DALLAS (CBSDFW.COM) – With Dallas Police Chief Renee Hall’s resignation after only three years on the job, it may seem like the position has become a revolving door.
But experts say Dallas is no different than other big cities.
Dallas Police Chief Renee Hall will have had the shortest tenure of any of her predecessors over the last three decades when she resigns at the end of the year.
It’s part of a trend experts say other major cities are also experiencing.
“For most big city police departments the tenure of a police chief is only about 3 to 4 years,” says Doctor Alex Piquero, a criminologist who worked at UTD for nine years and now teaches at the University of Miami.
He says Chief Hall faced uphill battles from a shortage of officers to the Botham Jean shooting as well as criticism over her handling of downtown protests.
“She came into the department and the city in a very bad situation a lot of crime a lot of stuff going on,” says Piquero.
Renee Hall’s predecessor, David Brown, retired after seven years and was the city’s longest serving chief since the 1960s.
David Kunkle held the job for six years before that and Terrell Bolton for four.
Piquero says don’t expect future chiefs to be around as long as those.
“It’s turnover, it’s different job opportunities it’s a variety of different things,” says Piquero.
Over the past 20 years, every time the city brings in an outsider to run the department they are followed by someone promoted from within.
The department’s two largest police associations both want someone chosen from inside to be the next chief.
The Dallas Police Association tells CBS 11 News that “going outside would be disastrous.”
The National Latino Law Enforcement Organization agrees and says there’s “no time for a learning curve.”
Finding a new chief that both officers and community leaders agree on won’t be easy according to Piquero.

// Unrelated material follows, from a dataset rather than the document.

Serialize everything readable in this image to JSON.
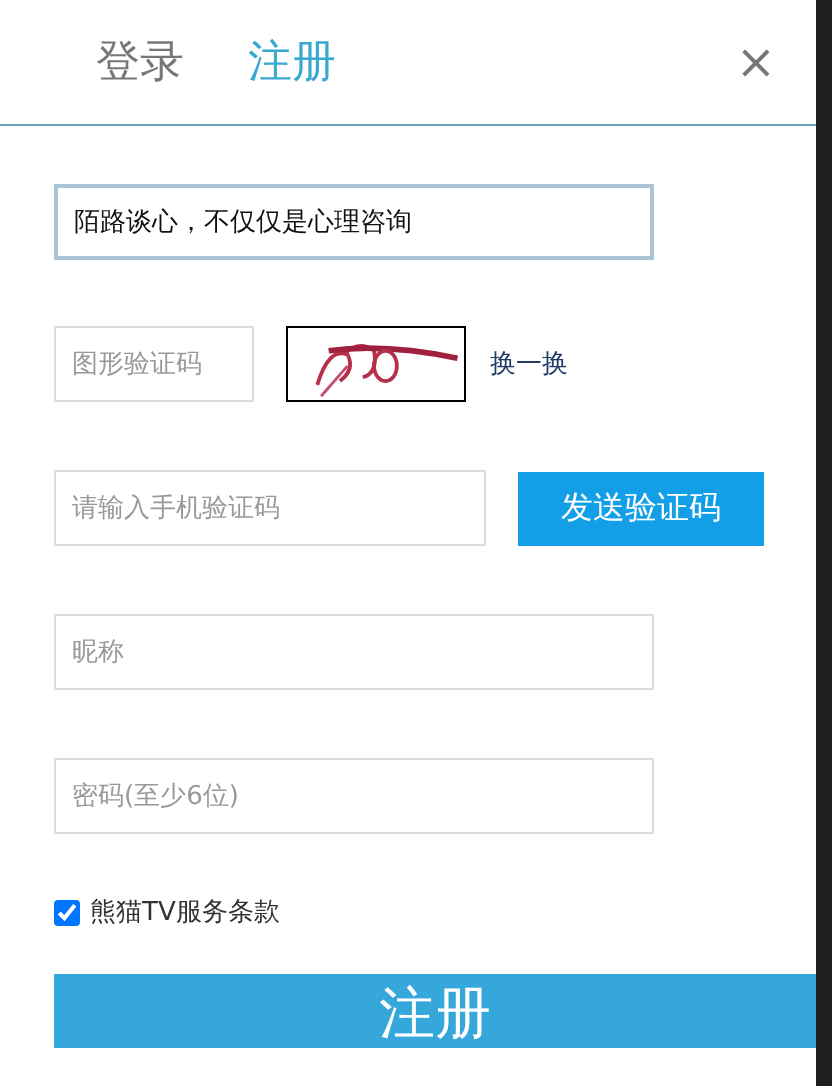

“On a football field all 11 players aren’t best friends but they all have a job to do they all have one goal,” says Piquero.